- [Work item]
Find every line below where the word "посещаемости" occurs. Then say how many there are, giving only the number.

--- Stored data Enclosed Below ---

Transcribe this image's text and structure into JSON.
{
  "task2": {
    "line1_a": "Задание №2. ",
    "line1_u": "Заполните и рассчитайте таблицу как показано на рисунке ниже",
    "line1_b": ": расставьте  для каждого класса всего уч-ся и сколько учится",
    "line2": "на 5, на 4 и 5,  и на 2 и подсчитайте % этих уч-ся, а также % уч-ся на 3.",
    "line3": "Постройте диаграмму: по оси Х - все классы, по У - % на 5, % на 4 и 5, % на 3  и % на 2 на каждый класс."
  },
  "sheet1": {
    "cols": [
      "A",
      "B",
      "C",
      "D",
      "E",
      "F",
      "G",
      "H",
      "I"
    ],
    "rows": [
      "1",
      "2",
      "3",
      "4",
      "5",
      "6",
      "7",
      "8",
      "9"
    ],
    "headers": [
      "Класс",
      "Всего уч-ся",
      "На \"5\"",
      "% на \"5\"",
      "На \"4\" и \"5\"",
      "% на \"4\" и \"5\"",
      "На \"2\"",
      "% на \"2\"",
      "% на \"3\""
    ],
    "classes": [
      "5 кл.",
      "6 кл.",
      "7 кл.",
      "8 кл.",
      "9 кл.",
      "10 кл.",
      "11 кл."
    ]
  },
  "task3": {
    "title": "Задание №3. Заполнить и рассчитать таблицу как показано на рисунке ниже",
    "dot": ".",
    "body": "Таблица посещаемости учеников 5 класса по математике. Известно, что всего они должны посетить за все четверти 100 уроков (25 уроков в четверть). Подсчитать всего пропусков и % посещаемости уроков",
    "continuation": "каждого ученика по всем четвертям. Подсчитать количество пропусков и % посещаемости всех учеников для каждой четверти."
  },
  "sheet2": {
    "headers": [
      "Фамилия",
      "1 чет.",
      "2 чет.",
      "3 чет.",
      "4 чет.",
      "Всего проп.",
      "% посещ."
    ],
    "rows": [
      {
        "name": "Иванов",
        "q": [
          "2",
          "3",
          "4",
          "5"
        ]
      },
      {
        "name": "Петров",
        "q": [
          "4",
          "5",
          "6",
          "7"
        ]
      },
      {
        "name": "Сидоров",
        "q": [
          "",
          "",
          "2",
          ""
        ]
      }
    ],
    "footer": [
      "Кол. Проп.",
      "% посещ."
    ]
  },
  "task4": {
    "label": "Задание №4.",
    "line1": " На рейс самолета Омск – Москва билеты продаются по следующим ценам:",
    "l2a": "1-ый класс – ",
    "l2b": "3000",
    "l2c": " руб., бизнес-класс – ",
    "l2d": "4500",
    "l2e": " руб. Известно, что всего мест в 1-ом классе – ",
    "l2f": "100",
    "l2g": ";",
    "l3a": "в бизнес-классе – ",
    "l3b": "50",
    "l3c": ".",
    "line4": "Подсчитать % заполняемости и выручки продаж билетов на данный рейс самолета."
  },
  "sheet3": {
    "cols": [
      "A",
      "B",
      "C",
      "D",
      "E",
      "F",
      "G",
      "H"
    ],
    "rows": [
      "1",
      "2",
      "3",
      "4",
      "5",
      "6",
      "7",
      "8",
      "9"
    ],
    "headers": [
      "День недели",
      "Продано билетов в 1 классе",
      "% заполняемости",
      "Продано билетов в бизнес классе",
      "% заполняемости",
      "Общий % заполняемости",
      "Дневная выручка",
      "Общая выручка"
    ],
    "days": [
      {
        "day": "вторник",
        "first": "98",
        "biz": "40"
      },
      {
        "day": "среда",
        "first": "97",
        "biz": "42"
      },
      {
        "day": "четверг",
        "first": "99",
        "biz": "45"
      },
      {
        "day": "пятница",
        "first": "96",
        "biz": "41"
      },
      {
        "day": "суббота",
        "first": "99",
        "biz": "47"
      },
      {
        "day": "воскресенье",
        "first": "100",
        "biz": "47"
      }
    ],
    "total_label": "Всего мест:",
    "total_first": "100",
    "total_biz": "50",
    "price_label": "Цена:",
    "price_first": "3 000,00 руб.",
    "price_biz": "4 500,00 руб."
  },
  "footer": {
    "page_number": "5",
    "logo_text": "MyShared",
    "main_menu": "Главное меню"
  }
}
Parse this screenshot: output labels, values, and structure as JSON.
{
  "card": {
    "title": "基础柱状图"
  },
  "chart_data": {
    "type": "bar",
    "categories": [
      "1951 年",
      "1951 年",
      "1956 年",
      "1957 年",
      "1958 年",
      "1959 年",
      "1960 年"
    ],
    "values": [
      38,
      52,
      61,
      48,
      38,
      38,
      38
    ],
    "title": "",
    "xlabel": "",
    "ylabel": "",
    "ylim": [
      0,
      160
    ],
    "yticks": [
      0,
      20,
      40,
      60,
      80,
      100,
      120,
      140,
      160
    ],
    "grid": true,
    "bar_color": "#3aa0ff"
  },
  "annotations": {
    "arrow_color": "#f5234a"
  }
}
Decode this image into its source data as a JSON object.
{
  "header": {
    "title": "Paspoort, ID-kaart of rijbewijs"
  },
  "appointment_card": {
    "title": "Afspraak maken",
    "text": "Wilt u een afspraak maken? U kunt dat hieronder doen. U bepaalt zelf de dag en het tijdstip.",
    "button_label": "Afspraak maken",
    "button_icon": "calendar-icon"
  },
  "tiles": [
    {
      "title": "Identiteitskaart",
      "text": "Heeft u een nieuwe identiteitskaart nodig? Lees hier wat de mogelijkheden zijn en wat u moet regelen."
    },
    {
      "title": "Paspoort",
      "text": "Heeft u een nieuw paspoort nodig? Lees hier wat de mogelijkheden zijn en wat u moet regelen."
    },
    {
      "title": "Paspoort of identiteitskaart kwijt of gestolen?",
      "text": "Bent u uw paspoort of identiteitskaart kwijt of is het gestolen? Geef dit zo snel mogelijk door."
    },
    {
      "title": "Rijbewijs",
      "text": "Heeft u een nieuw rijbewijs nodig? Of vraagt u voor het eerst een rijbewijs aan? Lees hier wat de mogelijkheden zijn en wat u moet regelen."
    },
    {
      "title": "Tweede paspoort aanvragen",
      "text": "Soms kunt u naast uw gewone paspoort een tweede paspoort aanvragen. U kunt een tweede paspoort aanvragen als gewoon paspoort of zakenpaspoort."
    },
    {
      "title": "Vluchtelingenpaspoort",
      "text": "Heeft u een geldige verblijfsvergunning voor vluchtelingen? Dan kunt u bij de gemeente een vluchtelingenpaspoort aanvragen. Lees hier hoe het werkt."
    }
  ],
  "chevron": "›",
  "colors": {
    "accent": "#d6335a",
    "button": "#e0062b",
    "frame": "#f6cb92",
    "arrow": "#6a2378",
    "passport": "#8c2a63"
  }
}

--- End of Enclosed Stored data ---

- [Answer to this problem]
2